### Record extracts
Content starts

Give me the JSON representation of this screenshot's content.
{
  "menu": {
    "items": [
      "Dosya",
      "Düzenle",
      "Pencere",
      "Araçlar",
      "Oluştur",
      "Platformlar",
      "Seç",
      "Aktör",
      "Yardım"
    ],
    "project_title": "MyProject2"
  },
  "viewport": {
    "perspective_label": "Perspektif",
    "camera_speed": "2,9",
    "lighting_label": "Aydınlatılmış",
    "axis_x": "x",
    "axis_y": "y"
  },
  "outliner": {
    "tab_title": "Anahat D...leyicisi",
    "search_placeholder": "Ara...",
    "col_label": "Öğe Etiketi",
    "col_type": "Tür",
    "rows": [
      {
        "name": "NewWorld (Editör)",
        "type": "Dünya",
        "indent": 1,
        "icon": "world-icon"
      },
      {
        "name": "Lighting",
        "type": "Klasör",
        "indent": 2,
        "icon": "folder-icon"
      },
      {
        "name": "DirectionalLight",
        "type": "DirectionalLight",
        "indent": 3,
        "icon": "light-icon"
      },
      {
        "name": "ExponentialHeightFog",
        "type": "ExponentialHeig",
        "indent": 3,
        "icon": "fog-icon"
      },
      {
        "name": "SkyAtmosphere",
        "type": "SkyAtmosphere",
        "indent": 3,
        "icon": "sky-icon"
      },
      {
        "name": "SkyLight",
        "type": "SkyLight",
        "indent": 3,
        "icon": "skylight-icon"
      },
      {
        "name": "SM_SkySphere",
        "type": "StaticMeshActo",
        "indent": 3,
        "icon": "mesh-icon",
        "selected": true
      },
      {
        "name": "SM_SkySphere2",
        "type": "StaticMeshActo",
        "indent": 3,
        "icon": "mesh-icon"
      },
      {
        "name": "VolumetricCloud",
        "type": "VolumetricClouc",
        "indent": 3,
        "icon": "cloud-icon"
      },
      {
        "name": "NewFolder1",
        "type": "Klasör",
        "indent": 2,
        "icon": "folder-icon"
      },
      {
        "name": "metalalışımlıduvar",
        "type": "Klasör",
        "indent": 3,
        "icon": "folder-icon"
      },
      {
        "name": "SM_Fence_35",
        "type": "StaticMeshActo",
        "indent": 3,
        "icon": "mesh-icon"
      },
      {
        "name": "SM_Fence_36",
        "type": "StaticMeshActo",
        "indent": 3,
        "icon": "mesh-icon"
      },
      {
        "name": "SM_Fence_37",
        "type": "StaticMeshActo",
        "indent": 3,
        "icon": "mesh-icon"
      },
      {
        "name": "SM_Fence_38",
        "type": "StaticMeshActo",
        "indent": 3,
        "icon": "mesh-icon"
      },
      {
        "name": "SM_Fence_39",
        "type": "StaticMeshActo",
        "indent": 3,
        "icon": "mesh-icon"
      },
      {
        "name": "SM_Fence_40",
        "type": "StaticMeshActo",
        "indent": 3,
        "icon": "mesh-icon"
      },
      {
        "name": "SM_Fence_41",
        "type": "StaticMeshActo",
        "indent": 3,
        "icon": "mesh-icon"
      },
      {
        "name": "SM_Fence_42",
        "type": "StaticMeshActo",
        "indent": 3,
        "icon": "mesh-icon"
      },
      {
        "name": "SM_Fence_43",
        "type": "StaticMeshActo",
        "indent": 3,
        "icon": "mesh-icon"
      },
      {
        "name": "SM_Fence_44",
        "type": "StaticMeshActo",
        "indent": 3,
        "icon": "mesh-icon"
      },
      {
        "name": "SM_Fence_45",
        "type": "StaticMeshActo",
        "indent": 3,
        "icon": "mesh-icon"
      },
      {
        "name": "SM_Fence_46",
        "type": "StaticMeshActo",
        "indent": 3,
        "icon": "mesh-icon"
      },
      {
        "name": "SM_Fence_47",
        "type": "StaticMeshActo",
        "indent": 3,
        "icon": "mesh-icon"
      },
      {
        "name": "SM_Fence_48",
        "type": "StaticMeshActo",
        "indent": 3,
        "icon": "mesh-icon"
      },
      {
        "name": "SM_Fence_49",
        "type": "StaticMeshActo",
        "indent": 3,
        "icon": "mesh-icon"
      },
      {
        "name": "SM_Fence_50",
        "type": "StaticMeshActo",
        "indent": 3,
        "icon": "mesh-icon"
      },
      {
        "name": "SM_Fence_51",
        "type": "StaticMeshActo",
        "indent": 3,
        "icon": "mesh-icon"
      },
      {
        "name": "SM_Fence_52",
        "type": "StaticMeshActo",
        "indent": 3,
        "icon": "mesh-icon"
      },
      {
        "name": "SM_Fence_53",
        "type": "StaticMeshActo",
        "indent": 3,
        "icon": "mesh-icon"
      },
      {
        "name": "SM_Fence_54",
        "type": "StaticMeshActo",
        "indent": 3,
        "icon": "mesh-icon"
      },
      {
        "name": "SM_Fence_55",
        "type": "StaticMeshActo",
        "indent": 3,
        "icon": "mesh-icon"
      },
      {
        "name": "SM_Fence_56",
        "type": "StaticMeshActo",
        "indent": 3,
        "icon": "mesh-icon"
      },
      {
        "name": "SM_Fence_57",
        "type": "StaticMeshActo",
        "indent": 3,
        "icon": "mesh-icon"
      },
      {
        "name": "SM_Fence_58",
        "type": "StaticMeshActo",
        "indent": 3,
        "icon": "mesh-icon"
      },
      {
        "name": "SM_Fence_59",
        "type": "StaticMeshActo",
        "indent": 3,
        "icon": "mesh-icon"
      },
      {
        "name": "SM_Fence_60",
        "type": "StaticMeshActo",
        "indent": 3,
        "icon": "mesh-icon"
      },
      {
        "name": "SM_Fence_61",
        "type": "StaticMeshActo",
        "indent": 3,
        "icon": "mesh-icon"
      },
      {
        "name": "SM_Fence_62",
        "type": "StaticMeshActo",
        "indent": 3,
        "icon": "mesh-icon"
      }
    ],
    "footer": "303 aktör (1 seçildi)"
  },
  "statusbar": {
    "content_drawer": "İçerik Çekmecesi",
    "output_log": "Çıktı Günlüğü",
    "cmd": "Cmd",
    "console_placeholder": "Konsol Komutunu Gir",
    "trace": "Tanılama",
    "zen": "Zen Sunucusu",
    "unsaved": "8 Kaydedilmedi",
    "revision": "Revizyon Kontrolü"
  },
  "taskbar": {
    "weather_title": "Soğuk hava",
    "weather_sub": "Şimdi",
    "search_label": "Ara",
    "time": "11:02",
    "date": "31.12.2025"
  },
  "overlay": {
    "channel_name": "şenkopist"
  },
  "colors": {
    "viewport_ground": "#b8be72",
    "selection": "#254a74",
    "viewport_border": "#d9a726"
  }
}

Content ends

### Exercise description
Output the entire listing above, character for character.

### Completed exercise
Give me the JSON representation of this screenshot's content.
{
  "menu": {
    "items": [
      "Dosya",
      "Düzenle",
      "Pencere",
      "Araçlar",
      "Oluştur",
      "Platformlar",
      "Seç",
      "Aktör",
      "Yardım"
    ],
    "project_title": "MyProject2"
  },
  "viewport": {
    "perspective_label": "Perspektif",
    "camera_speed": "2,9",
    "lighting_label": "Aydınlatılmış",
    "axis_x": "x",
    "axis_y": "y"
  },
  "outliner": {
    "tab_title": "Anahat D...leyicisi",
    "search_placeholder": "Ara...",
    "col_label": "Öğe Etiketi",
    "col_type": "Tür",
    "rows": [
      {
        "name": "NewWorld (Editör)",
        "type": "Dünya",
        "indent": 1,
        "icon": "world-icon"
      },
      {
        "name": "Lighting",
        "type": "Klasör",
        "indent": 2,
        "icon": "folder-icon"
      },
      {
        "name": "DirectionalLight",
        "type": "DirectionalLight",
        "indent": 3,
        "icon": "light-icon"
      },
      {
        "name": "ExponentialHeightFog",
        "type": "ExponentialHeig",
        "indent": 3,
        "icon": "fog-icon"
      },
      {
        "name": "SkyAtmosphere",
        "type": "SkyAtmosphere",
        "indent": 3,
        "icon": "sky-icon"
      },
      {
        "name": "SkyLight",
        "type": "SkyLight",
        "indent": 3,
        "icon": "skylight-icon"
      },
      {
        "name": "SM_SkySphere",
        "type": "StaticMeshActo",
        "indent": 3,
        "icon": "mesh-icon",
        "selected": true
      },
      {
        "name": "SM_SkySphere2",
        "type": "StaticMeshActo",
        "indent": 3,
        "icon": "mesh-icon"
      },
      {
        "name": "VolumetricCloud",
        "type": "VolumetricClouc",
        "indent": 3,
        "icon": "cloud-icon"
      },
      {
        "name": "NewFolder1",
        "type": "Klasör",
        "indent": 2,
        "icon": "folder-icon"
      },
      {
        "name": "metalalışımlıduvar",
        "type": "Klasör",
        "indent": 3,
        "icon": "folder-icon"
      },
      {
        "name": "SM_Fence_35",
        "type": "StaticMeshActo",
        "indent": 3,
        "icon": "mesh-icon"
      },
      {
        "name": "SM_Fence_36",
        "type": "StaticMeshActo",
        "indent": 3,
        "icon": "mesh-icon"
      },
      {
        "name": "SM_Fence_37",
        "type": "StaticMeshActo",
        "indent": 3,
        "icon": "mesh-icon"
      },
      {
        "name": "SM_Fence_38",
        "type": "StaticMeshActo",
        "indent": 3,
        "icon": "mesh-icon"
      },
      {
        "name": "SM_Fence_39",
        "type": "StaticMeshActo",
        "indent": 3,
        "icon": "mesh-icon"
      },
      {
        "name": "SM_Fence_40",
        "type": "StaticMeshActo",
        "indent": 3,
        "icon": "mesh-icon"
      },
      {
        "name": "SM_Fence_41",
        "type": "StaticMeshActo",
        "indent": 3,
        "icon": "mesh-icon"
      },
      {
        "name": "SM_Fence_42",
        "type": "StaticMeshActo",
        "indent": 3,
        "icon": "mesh-icon"
      },
      {
        "name": "SM_Fence_43",
        "type": "StaticMeshActo",
        "indent": 3,
        "icon": "mesh-icon"
      },
      {
        "name": "SM_Fence_44",
        "type": "StaticMeshActo",
        "indent": 3,
        "icon": "mesh-icon"
      },
      {
        "name": "SM_Fence_45",
        "type": "StaticMeshActo",
        "indent": 3,
        "icon": "mesh-icon"
      },
      {
        "name": "SM_Fence_46",
        "type": "StaticMeshActo",
        "indent": 3,
        "icon": "mesh-icon"
      },
      {
        "name": "SM_Fence_47",
        "type": "StaticMeshActo",
        "indent": 3,
        "icon": "mesh-icon"
      },
      {
        "name": "SM_Fence_48",
        "type": "StaticMeshActo",
        "indent": 3,
        "icon": "mesh-icon"
      },
      {
        "name": "SM_Fence_49",
        "type": "StaticMeshActo",
        "indent": 3,
        "icon": "mesh-icon"
      },
      {
        "name": "SM_Fence_50",
        "type": "StaticMeshActo",
        "indent": 3,
        "icon": "mesh-icon"
      },
      {
        "name": "SM_Fence_51",
        "type": "StaticMeshActo",
        "indent": 3,
        "icon": "mesh-icon"
      },
      {
        "name": "SM_Fence_52",
        "type": "StaticMeshActo",
        "indent": 3,
        "icon": "mesh-icon"
      },
      {
        "name": "SM_Fence_53",
        "type": "StaticMeshActo",
        "indent": 3,
        "icon": "mesh-icon"
      },
      {
        "name": "SM_Fence_54",
        "type": "StaticMeshActo",
        "indent": 3,
        "icon": "mesh-icon"
      },
      {
        "name": "SM_Fence_55",
        "type": "StaticMeshActo",
        "indent": 3,
        "icon": "mesh-icon"
      },
      {
        "name": "SM_Fence_56",
        "type": "StaticMeshActo",
        "indent": 3,
        "icon": "mesh-icon"
      },
      {
        "name": "SM_Fence_57",
        "type": "StaticMeshActo",
        "indent": 3,
        "icon": "mesh-icon"
      },
      {
        "name": "SM_Fence_58",
        "type": "StaticMeshActo",
        "indent": 3,
        "icon": "mesh-icon"
      },
      {
        "name": "SM_Fence_59",
        "type": "StaticMeshActo",
        "indent": 3,
        "icon": "mesh-icon"
      },
      {
        "name": "SM_Fence_60",
        "type": "StaticMeshActo",
        "indent": 3,
        "icon": "mesh-icon"
      },
      {
        "name": "SM_Fence_61",
        "type": "StaticMeshActo",
        "indent": 3,
        "icon": "mesh-icon"
      },
      {
        "name": "SM_Fence_62",
        "type": "StaticMeshActo",
        "indent": 3,
        "icon": "mesh-icon"
      }
    ],
    "footer": "303 aktör (1 seçildi)"
  },
  "statusbar": {
    "content_drawer": "İçerik Çekmecesi",
    "output_log": "Çıktı Günlüğü",
    "cmd": "Cmd",
    "console_placeholder": "Konsol Komutunu Gir",
    "trace": "Tanılama",
    "zen": "Zen Sunucusu",
    "unsaved": "8 Kaydedilmedi",
    "revision": "Revizyon Kontrolü"
  },
  "taskbar": {
    "weather_title": "Soğuk hava",
    "weather_sub": "Şimdi",
    "search_label": "Ara",
    "time": "11:02",
    "date": "31.12.2025"
  },
  "overlay": {
    "channel_name": "şenkopist"
  },
  "colors": {
    "viewport_ground": "#b8be72",
    "selection": "#254a74",
    "viewport_border": "#d9a726"
  }
}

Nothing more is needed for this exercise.